Contra Costa Mosquito & Vector Control
Fight the NEW Bite — Stop the Invasion
West Nile virus is already endemic in Contra Costa County. What we do not want are new mosquitoes capable of transmitting Zika, dengue fever, chikungunya, or Yellow Fever viruses here in Contra Costa County. And right now, these mosquitoes are only two counties away, so the time is now to get the word out on how to prevent these new invasive mosquitoes.
Spreading CCMVCD 2018 message: Fight the NEW Bite — Stop the Invasion. https://conta.cc/2M8R3kH
The Contra Costa Mosquito & Vector Control District reports mosquitoes from two locations in Contra Costa County have tested positive for West Nile virus.

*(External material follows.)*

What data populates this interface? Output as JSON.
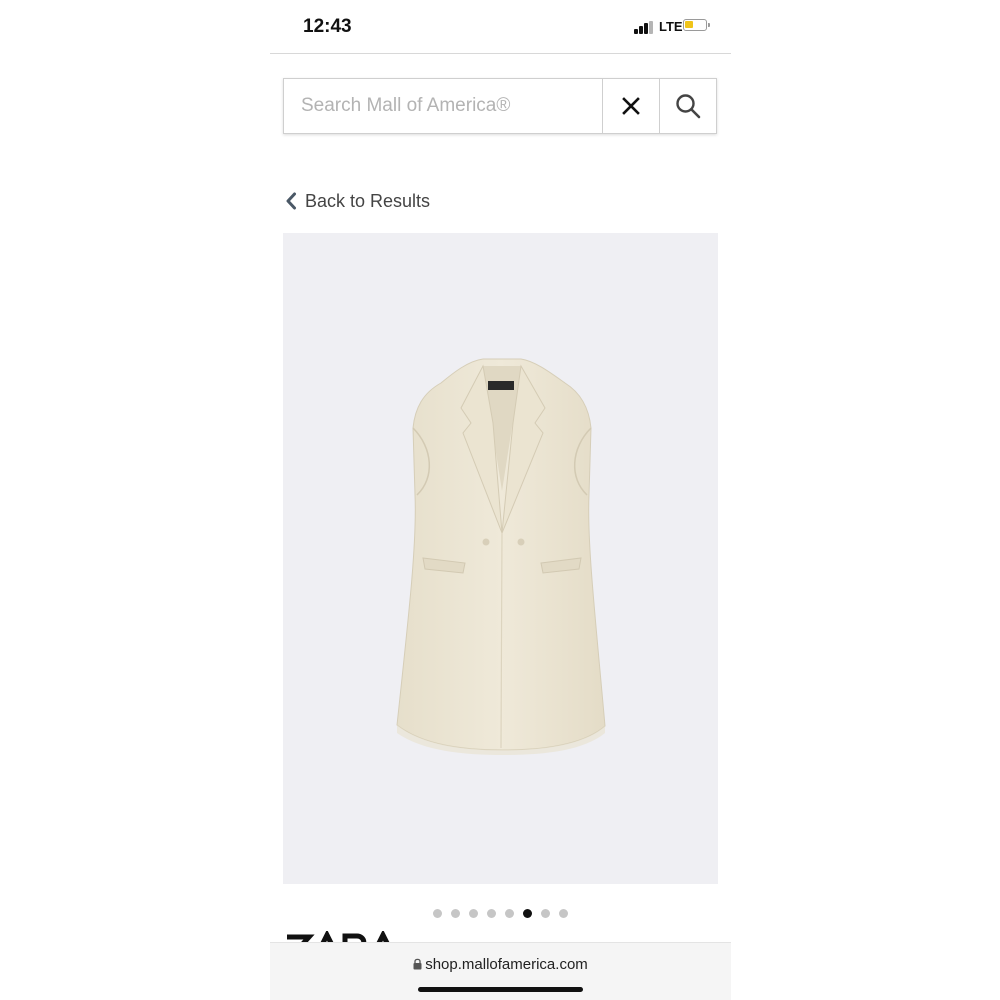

The infected mosquitoes were caught in traps in Discovery Bay and an agricultural area east of Brentwood. The District uses this information to direct prevention and control efforts within the vicinity.
The confirmation of infected mosquitoes comes less than one week after the District confirmed chickens tested positive for antibodies against West Nile virus near Knightsen.
“We are seeing a typical summer pattern where West Nile virus activity starts in the warmer areas of the Central Valley and gradually moves west into Contra Costa County as our weather warms up.” said Steve Schutz, Ph.D., scientific programs manager.
Hot weather speeds both virus growth and mosquito development, and serves as an important reminder to residents to defend themselves against West Nile virus and other mosquito-borne illnesses.
“Detection of virus in mosquitoes and sentinel chickens is an indication that the risk of human cases is increasing, so people spending time outdoors should take precautions to prevent mosquito bites,” said Schutz.
The District encourages residents to reduce their risk of contracting West Nile virus and other mosquito-borne diseases by:
- Defending yourself – use repellents containing DEET, Picaridin, or Oil of Lemon Eucalyptus.
- Avoiding the outdoors when mosquitoes are present, typically dawn and dusk.
- Dumping or draining standing water to prevent mosquitoes. Most mosquitoes can’t start their lives without water.
The District also urges the public to report dead birds.
Please click here for the Four Steps to take if you find a dead bird.
“Usually we detect West Nile virus in dead birds first, but this year we’ve been getting very few dead bird reports from the public, so we haven’t had many to test,” said Schutz.
Ravens, jays and crows can be susceptible to the virus, and may die if infected. The District asks residents who find a dead bird to report it to the statewide West Nile Virus Hotline online or by calling (877) WNV-BIRD (968-2473). Dead birds can be important evidence of West Nile virus in the county.
For a list of Contra Costa County’s 2018 West Nile virus activity and locations, visit the District’s website.